More details are emerging of the colourful world of education politics during the slicked-back days of Kenneth Baker and the creation of the national curriculum, memories which even now appear to evoke a shudder.
Previously unpublished sections of his recent interview with Professor Michael Barber have emerged, in which he confides: "Any country which decides to write a national curriculum . . . ought to look carefully at what we went through, because I learned a lot about the individual subjects and I realised each one was a battlefield. I thought maths must have been devoid of passion. Not at all! Should we use calculators or shouldn't we? Should children learn tables by heart? Should you learn calculus before the age of 16? and so on and so on. Doctrinal!" At least he expected to get some help from Margaret Thatcher. "She wanted it to be pretty rigorous, old-fashioned stuff, which I have great sympathy with, actually. I am a great believer in learning things by heart and we appointed one of her mates, Siggy Prais, to the maths committee, but he wouldn't fight his corner. When they didn't all agree with him, he went off in a huff."

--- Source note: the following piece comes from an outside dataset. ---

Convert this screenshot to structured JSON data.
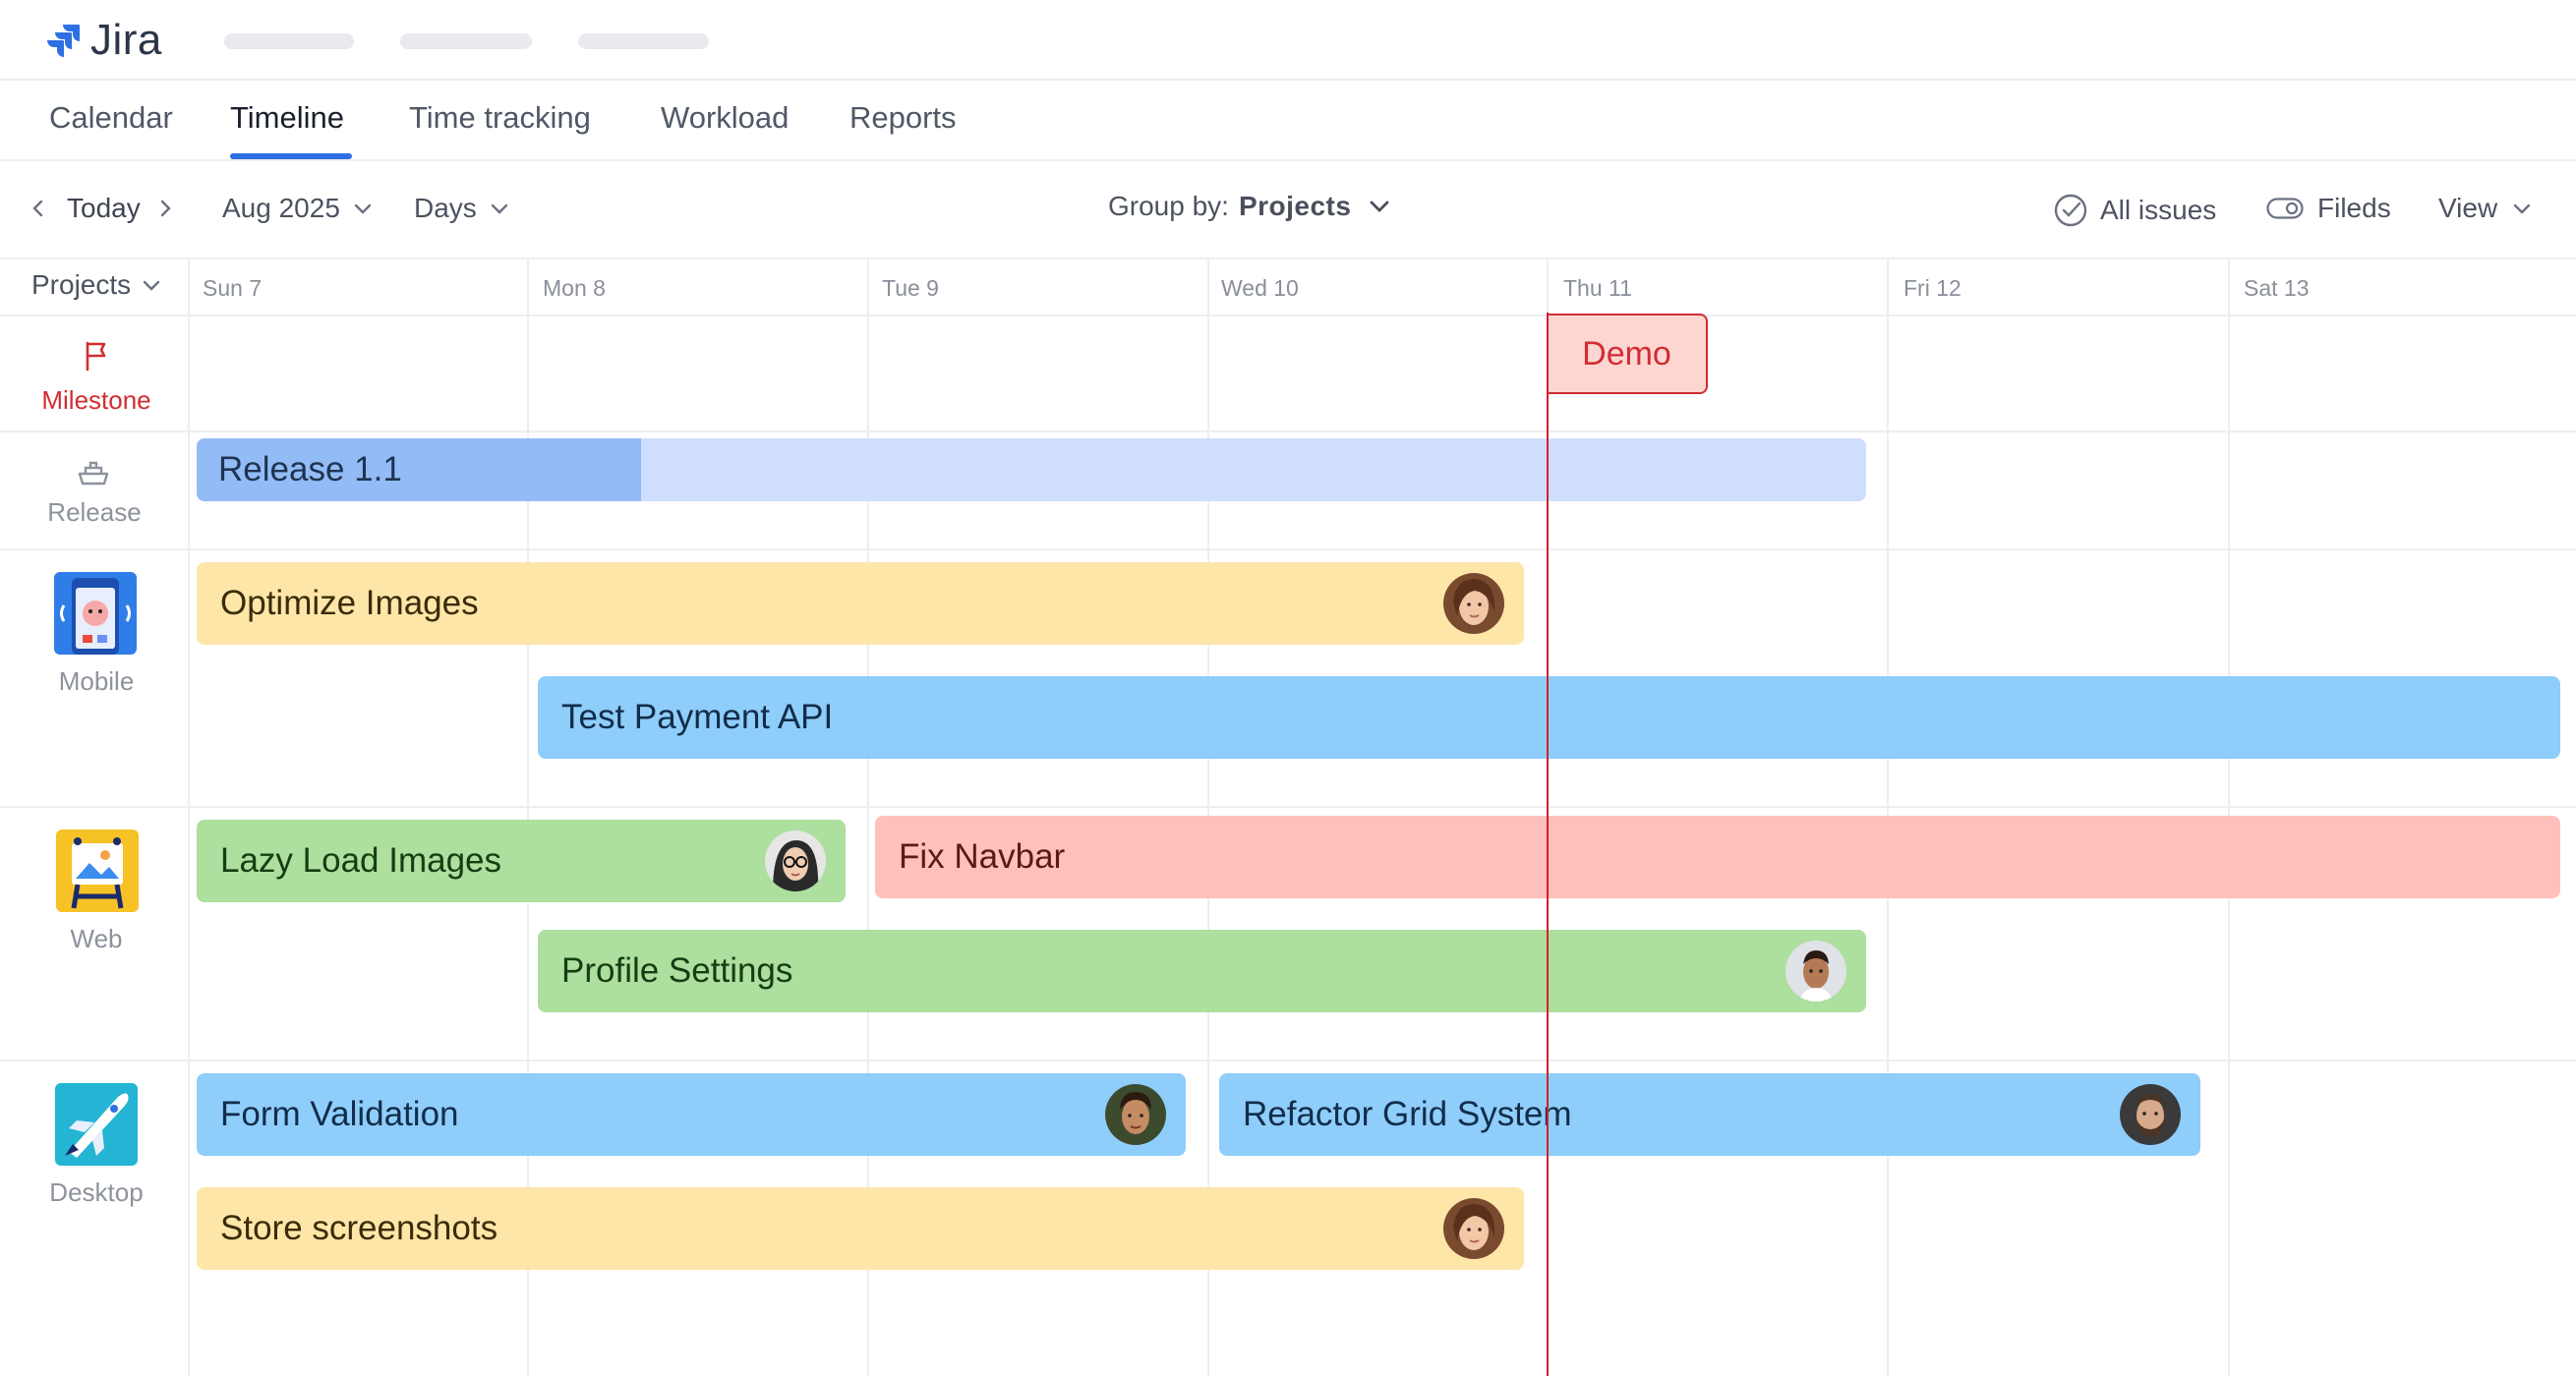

At this point, recalled Mr Baker, he brought in National Curriculum Council supremo Duncan Graham - a man so determined to outwit the civil servants that he even organised a meeting in a field in North Wales - to knock a few heads together. "He was an awkward sod. But you needed an awkward sod, actually. "
Still, teachers still recovering from the rigours of the curriculum and the Patten Years might like to know things could have been worse. A lot worse. Mr Baker recalls cheerfully: "I think it was quite clear that Ken Clarke when he was there - it was a very short time - was gearing up to a major conflict with the teachers again, because he likes a scrap. And he was moving to that, I think, with some joy."
David Triesman, general secretary of the Association of University Teachers, was highly amused by the admission of energetic sports minister Iain Sproat that the Government's policy of encouraging local authorities to flog off surplus land had "the unforeseen consequence" that too many acres of school playing fields were sold. Now Mr T wonders whether he should have foreseen that some prints he has just sold to an American would be taken away to the US and not left with him.
In Carborundum's day, the notice afforded by MPs to student politics rarely ventured beyond the sending of a dry-cleaning bill, hurled eggs and tomatoes having been removed thus. Not any more. A "fascinating" early-day motion appeared in the House of Commons order paper last week, signed by such luminaries as Ken Livingstone, Tony Benn and Dennis "Beast of Bolsover" Skinner and accusing the current president of the National Union of Students of being "intolerant and dictatorial".
The motion accuses Jim Murphy of having unconstitutionally suspended his vice president for taking part in an open debate on the issues raised by the Campaign For Free Education, a student organisation calling plaintively for grant and benefits levels to be returned to the equivalent of 1979.
It also accuses Murphy and NUS president-elect, Douglas Trainer, of threatening to suspend a national executive member if she attends the Scottish launch of the outfit.
Airily, it continues that this House "reminds Mr Murphy and Mr Trainer that freedom of speech is a right in the United Kingdom, that they have no power to overturn the results of elections that went against their preferred candidates and that, whilst these methods are a common practice in dictatorships around the world, they are not acceptable behaviour from someone such as Mr Murphy who is putting himself forwards as suitable for election for the House of Commons. " No? OK then.
Seeking enlightenment, the Diary contacted the horse's mouth - the NUS, in this case - and got a comment, faxed, from Mr Trainer. Student politics really ain't what they used to be. Anyway, after professing that the NUS Two are "surprised and saddened" because none of the MPs involved asked them for the facts before making "an unwarranted personal attack" they rejected the "inaccurate contents" of their motion.
In classic studentese, it concluded: "Likening the use of established NUS procedures to the activities of dictatorships is frankly detached from reality. NUS is neither a state nor a political party but a democratically-controlled voluntary organisation, campaigning for the welfare of students." And that's yer lot, apart from the snippet of information that Mr Murphy is apparently Labour's prospective parliamentary candidate in Eastwood, one of the very few Conservative constituencies in Scotland.
Fascinating scenes in the Improving Schools seminar which was held last week in the leafy glades of Sanctuary Buildings, headquarters of the Department for Education and Employment.
An unlikely romance developed between Dave Wilcox, new (Labour) vice-chair of the Association of County Councils education committee and schools minister Robin Squire, The Man Tipped For The Chop (for being reasonable, a heinous crime to Conservative Central Office).
Mr Wilcox, fed up with the general tenor of debate, told Mr S: "This isn't a political point because you suffer from the same problem I suffer from. We're both trying to do sensible things. Maybe we can meet after the meeting?" Mr Squire, wearing an unusually inscrutable expression, sighed: "I think we have got the basis for a rapprochement here."
Could be the start of a beautiful friendship? Or then again maybe not, come reshuffle time.